Phishy websites – With increased marketing emails during the holiday season, scammers are responsible for some of our inbox overload. They send out illegitimate emails made to look like the real ones that retailers produce. These replicated emails could contain malicious links built by scammers to gather your credit card information or ruin your machine by installing a virus. To check links for legitimacy, hover over the link in an email or on social media to see where the link directs you. Check that the URL includes https: identifying that it is a secure page and be sure to avoid purchasing items on a site you have never heard of. Review emails and ads for typos and other mistakes that could indicate it’s inauthentic. When in doubt, your safest route is to directly search a website by typing in the web address yourself via a new browser window.

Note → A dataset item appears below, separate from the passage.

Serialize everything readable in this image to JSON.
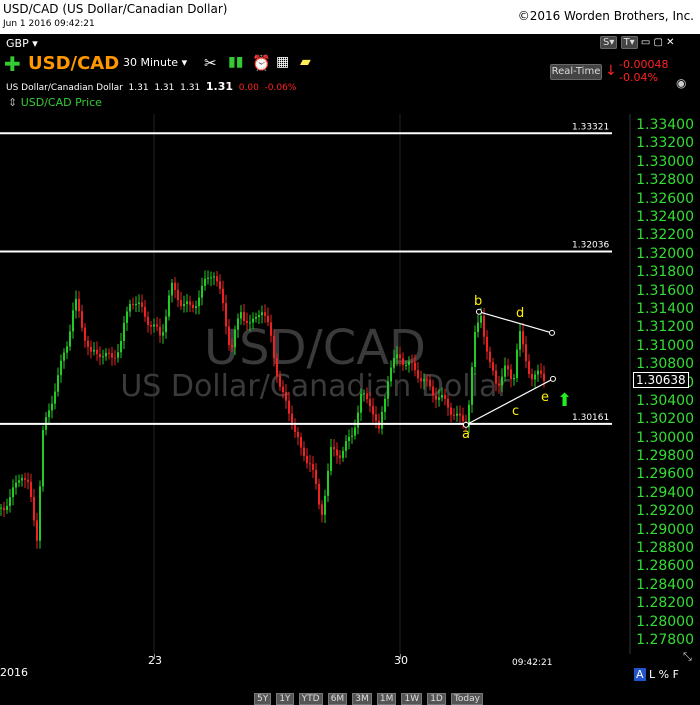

Free gifts & Ridiculously low-price products - Like emails, fraudsters also target consumers through social media ads. Scammers get your attention by listing products at an unrealistically low price. A product valued at $100 being sold for $10 and free shipping is likely a scam. These products often are delayed or never ship, and there’s no customer service communication to be found. Be cautious of social media promotions, if a deal sounds too good to be true, it probably is.
Fake messages about financial relief – If you get a direct message from a friend about financial aid or relief, call or communicate with the friend outside of social media. Confirm the message was sent by your friend. Scammers can take over an account to try to earn your trust and separate you from your hard-earned money.
Romance scams – There is a post on our blog from earlier this year which provides great insight to romance scams. Social media has made meeting new people so much easier. Don’t be quick to get wrapped up in emotions or too trusting of an online relationship. Especially during the pandemic while a lot of human interaction is based online, beware of a new friend wanting to know personal information or even asking for money.
Purchase protection – While a credit card cannot protect you from all scams, most credit cards provide some type of purchase protection. If you buy online and do not receive the good you purchased, you may ask your credit card issuer for assistance in getting your money back. Purchase protection isn’t normally as reliable when purchasing with a debit card. So, it can be beneficial to make online purchases with a credit card and select a credit card with the best purchase protection. If you do use a credit card, be sure to track your purchases and monitor your credit.
The internet and social media can help us all stay connected during the pandemic. But it’s also where scammers lurk for easy victims. While communicating with friends or shopping online be sure to stay alert for spam. Shop smart, verify websites, and remember if it sounds too good to be true it probably is.
The MoneyWise Matters blog has a wealth of information about managing money and avoiding fraud. You can look through the complete archive here.